|A Year of Colonial American Frontier History|
The Massachusetts General Court passed the Massachusetts Act of 1642. The goal of the legislation was to ensure that all parents and guardians “make certain that their charges could read and understand the principles of religion and the laws of the Commonwealth.”
Main Provisions of the Law
The law decreed each town to select people to watch their neighbors. Their purpose was to ensure that they were teaching their children to read and write. Parents and guardians were also to instruct the children in the grounds and principals of religion at least once a week. Parents and guardians also took responsibility for teaching their children a trade or husbandry. If the parent or guardian was not performing their duty to the child, the authorities could fine them or remove the child. They could then place it in a situation where it was educated.

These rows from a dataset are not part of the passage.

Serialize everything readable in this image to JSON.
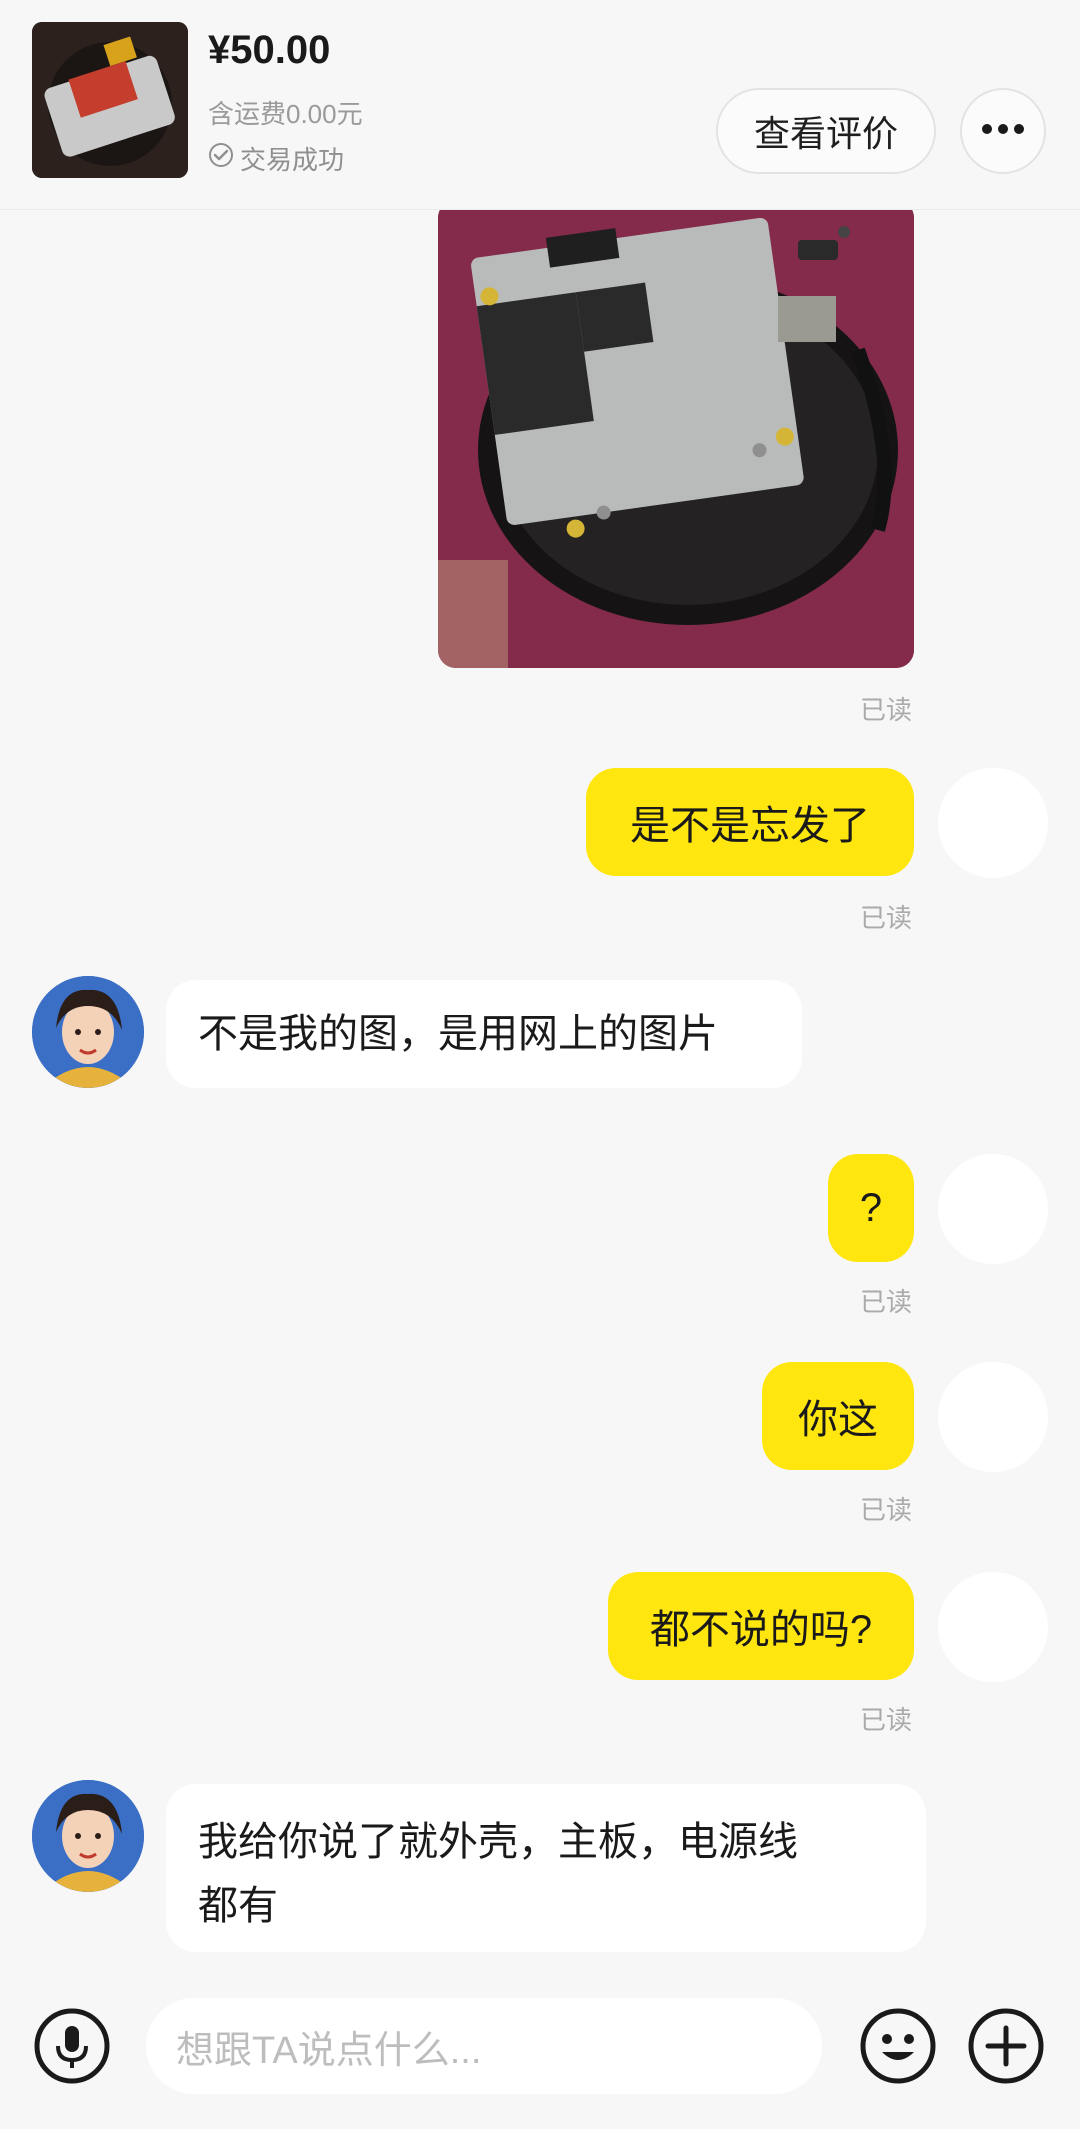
{
  "header": {
    "price": "¥50.00",
    "shipping": "含运费0.00元",
    "status": "交易成功",
    "review_button": "查看评价",
    "thumbnail_icon": "product-thumbnail"
  },
  "messages": [
    {
      "side": "right",
      "type": "image",
      "read": "已读"
    },
    {
      "side": "right",
      "type": "text",
      "text": "是不是忘发了",
      "read": "已读"
    },
    {
      "side": "left",
      "type": "text",
      "text": "不是我的图，是用网上的图片"
    },
    {
      "side": "right",
      "type": "text",
      "text": "?",
      "read": "已读"
    },
    {
      "side": "right",
      "type": "text",
      "text": "你这",
      "read": "已读"
    },
    {
      "side": "right",
      "type": "text",
      "text": "都不说的吗?",
      "read": "已读"
    },
    {
      "side": "left",
      "type": "text",
      "text": "我给你说了就外壳，主板，电源线\n都有"
    }
  ],
  "input": {
    "placeholder": "想跟TA说点什么..."
  },
  "colors": {
    "accent": "#ffe60f",
    "background": "#f7f7f7",
    "bubble_other": "#ffffff",
    "muted": "#aaaaaa"
  },
  "icons": [
    "check-circle-icon",
    "more-dots-icon",
    "microphone-icon",
    "emoji-icon",
    "plus-icon"
  ]
}
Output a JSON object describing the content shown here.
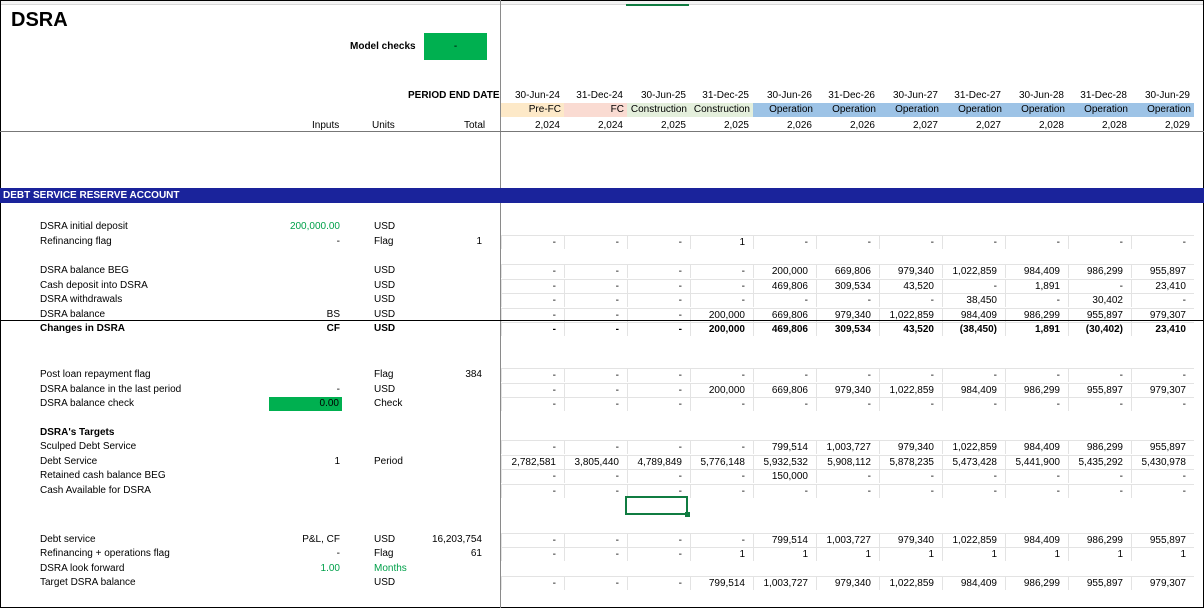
{
  "sheet": {
    "title": "DSRA",
    "model_checks_label": "Model checks",
    "model_checks_value": "-",
    "period_end_label": "PERIOD END DATE",
    "col_headers": {
      "inputs": "Inputs",
      "units": "Units",
      "total": "Total"
    },
    "dates": [
      "30-Jun-24",
      "31-Dec-24",
      "30-Jun-25",
      "31-Dec-25",
      "30-Jun-26",
      "31-Dec-26",
      "30-Jun-27",
      "31-Dec-27",
      "30-Jun-28",
      "31-Dec-28",
      "30-Jun-29"
    ],
    "phases": [
      "Pre-FC",
      "FC",
      "Construction",
      "Construction",
      "Operation",
      "Operation",
      "Operation",
      "Operation",
      "Operation",
      "Operation",
      "Operation"
    ],
    "phase_colors": [
      "#fde9c8",
      "#fadbd2",
      "#e4efdc",
      "#e4efdc",
      "#9dc3e6",
      "#9dc3e6",
      "#9dc3e6",
      "#9dc3e6",
      "#9dc3e6",
      "#9dc3e6",
      "#9dc3e6"
    ],
    "years": [
      "2,024",
      "2,024",
      "2,025",
      "2,025",
      "2,026",
      "2,026",
      "2,027",
      "2,027",
      "2,028",
      "2,028",
      "2,029"
    ],
    "section_title": "DEBT SERVICE RESERVE ACCOUNT",
    "rows": [
      {
        "label": "DSRA initial deposit",
        "input": "200,000.00",
        "input_green": true,
        "unit": "USD",
        "total": "",
        "cells": []
      },
      {
        "label": "Refinancing flag",
        "input": "-",
        "unit": "Flag",
        "total": "1",
        "cells": [
          "-",
          "-",
          "-",
          "1",
          "-",
          "-",
          "-",
          "-",
          "-",
          "-",
          "-"
        ]
      },
      {
        "label": "DSRA balance BEG",
        "input": "",
        "unit": "USD",
        "total": "",
        "cells": [
          "-",
          "-",
          "-",
          "-",
          "200,000",
          "669,806",
          "979,340",
          "1,022,859",
          "984,409",
          "986,299",
          "955,897"
        ]
      },
      {
        "label": "Cash deposit into DSRA",
        "input": "",
        "unit": "USD",
        "total": "",
        "cells": [
          "-",
          "-",
          "-",
          "-",
          "469,806",
          "309,534",
          "43,520",
          "-",
          "1,891",
          "-",
          "23,410"
        ]
      },
      {
        "label": "DSRA withdrawals",
        "input": "",
        "unit": "USD",
        "total": "",
        "cells": [
          "-",
          "-",
          "-",
          "-",
          "-",
          "-",
          "-",
          "38,450",
          "-",
          "30,402",
          "-"
        ]
      },
      {
        "label": "DSRA balance",
        "input": "BS",
        "unit": "USD",
        "total": "",
        "cells": [
          "-",
          "-",
          "-",
          "200,000",
          "669,806",
          "979,340",
          "1,022,859",
          "984,409",
          "986,299",
          "955,897",
          "979,307"
        ]
      },
      {
        "label": "Changes in DSRA",
        "input": "CF",
        "unit": "USD",
        "total": "",
        "bold": true,
        "cells": [
          "-",
          "-",
          "-",
          "200,000",
          "469,806",
          "309,534",
          "43,520",
          "(38,450)",
          "1,891",
          "(30,402)",
          "23,410"
        ]
      },
      {
        "label": "Post loan repayment flag",
        "input": "",
        "unit": "Flag",
        "total": "384",
        "cells": [
          "-",
          "-",
          "-",
          "-",
          "-",
          "-",
          "-",
          "-",
          "-",
          "-",
          "-"
        ]
      },
      {
        "label": "DSRA balance in the last period",
        "input": "-",
        "unit": "USD",
        "total": "",
        "cells": [
          "-",
          "-",
          "-",
          "200,000",
          "669,806",
          "979,340",
          "1,022,859",
          "984,409",
          "986,299",
          "955,897",
          "979,307"
        ]
      },
      {
        "label": "DSRA balance check",
        "input": "0.00",
        "input_box": true,
        "unit": "Check",
        "total": "",
        "cells": [
          "-",
          "-",
          "-",
          "-",
          "-",
          "-",
          "-",
          "-",
          "-",
          "-",
          "-"
        ]
      },
      {
        "label": "DSRA's Targets",
        "input": "",
        "unit": "",
        "total": "",
        "bold": true,
        "cells": []
      },
      {
        "label": "Sculped Debt Service",
        "input": "",
        "unit": "",
        "total": "",
        "cells": [
          "-",
          "-",
          "-",
          "-",
          "799,514",
          "1,003,727",
          "979,340",
          "1,022,859",
          "984,409",
          "986,299",
          "955,897"
        ]
      },
      {
        "label": "Debt Service",
        "input": "1",
        "unit": "Period",
        "total": "",
        "cells": [
          "2,782,581",
          "3,805,440",
          "4,789,849",
          "5,776,148",
          "5,932,532",
          "5,908,112",
          "5,878,235",
          "5,473,428",
          "5,441,900",
          "5,435,292",
          "5,430,978"
        ]
      },
      {
        "label": "Retained cash balance BEG",
        "input": "",
        "unit": "",
        "total": "",
        "cells": [
          "-",
          "-",
          "-",
          "-",
          "150,000",
          "-",
          "-",
          "-",
          "-",
          "-",
          "-"
        ]
      },
      {
        "label": "Cash Available for DSRA",
        "input": "",
        "unit": "",
        "total": "",
        "cells": [
          "-",
          "-",
          "-",
          "-",
          "-",
          "-",
          "-",
          "-",
          "-",
          "-",
          "-"
        ]
      },
      {
        "label": "Debt service",
        "input": "P&L, CF",
        "unit": "USD",
        "total": "16,203,754",
        "cells": [
          "-",
          "-",
          "-",
          "-",
          "799,514",
          "1,003,727",
          "979,340",
          "1,022,859",
          "984,409",
          "986,299",
          "955,897"
        ]
      },
      {
        "label": "Refinancing + operations flag",
        "input": "-",
        "unit": "Flag",
        "total": "61",
        "cells": [
          "-",
          "-",
          "-",
          "1",
          "1",
          "1",
          "1",
          "1",
          "1",
          "1",
          "1"
        ]
      },
      {
        "label": "DSRA look forward",
        "input": "1.00",
        "input_green": true,
        "unit": "Months",
        "unit_green": true,
        "total": "",
        "cells": []
      },
      {
        "label": "Target DSRA balance",
        "input": "",
        "unit": "USD",
        "total": "",
        "cells": [
          "-",
          "-",
          "-",
          "799,514",
          "1,003,727",
          "979,340",
          "1,022,859",
          "984,409",
          "986,299",
          "955,897",
          "979,307"
        ]
      }
    ]
  }
}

Importance to the Colony
The colonists regarded education as utmost importance. For many, it was important to be able to read and understand the bible. The colony's leaders knew that order was easier to maintain it people could read. Then they could understand the laws the Assemblies passed. Education during this period was a family or religious function. Note the law did not require school attendance, it required the parents or guardians to educate the children. Boston citizens had established the first free public school, the Boston Latin School, in 1635. However, attendance was not compulsory.
Massachusetts Act of 1647
Five years later the Massachusetts General Court passed the Massachusetts Act of 1647. This built on the earlier statute. It required each town of more than fifty people to hire a teacher to educate the children. Towns of one hundred or more had to have a Latin instructor who was to prepare children for entry in Harvard College. This Act still left the educational responsibilities in the hands of the family. But, it provided a means for public funds to be provided for aid.
A Year of Colonial American Frontier History
© Paul Wonning 2016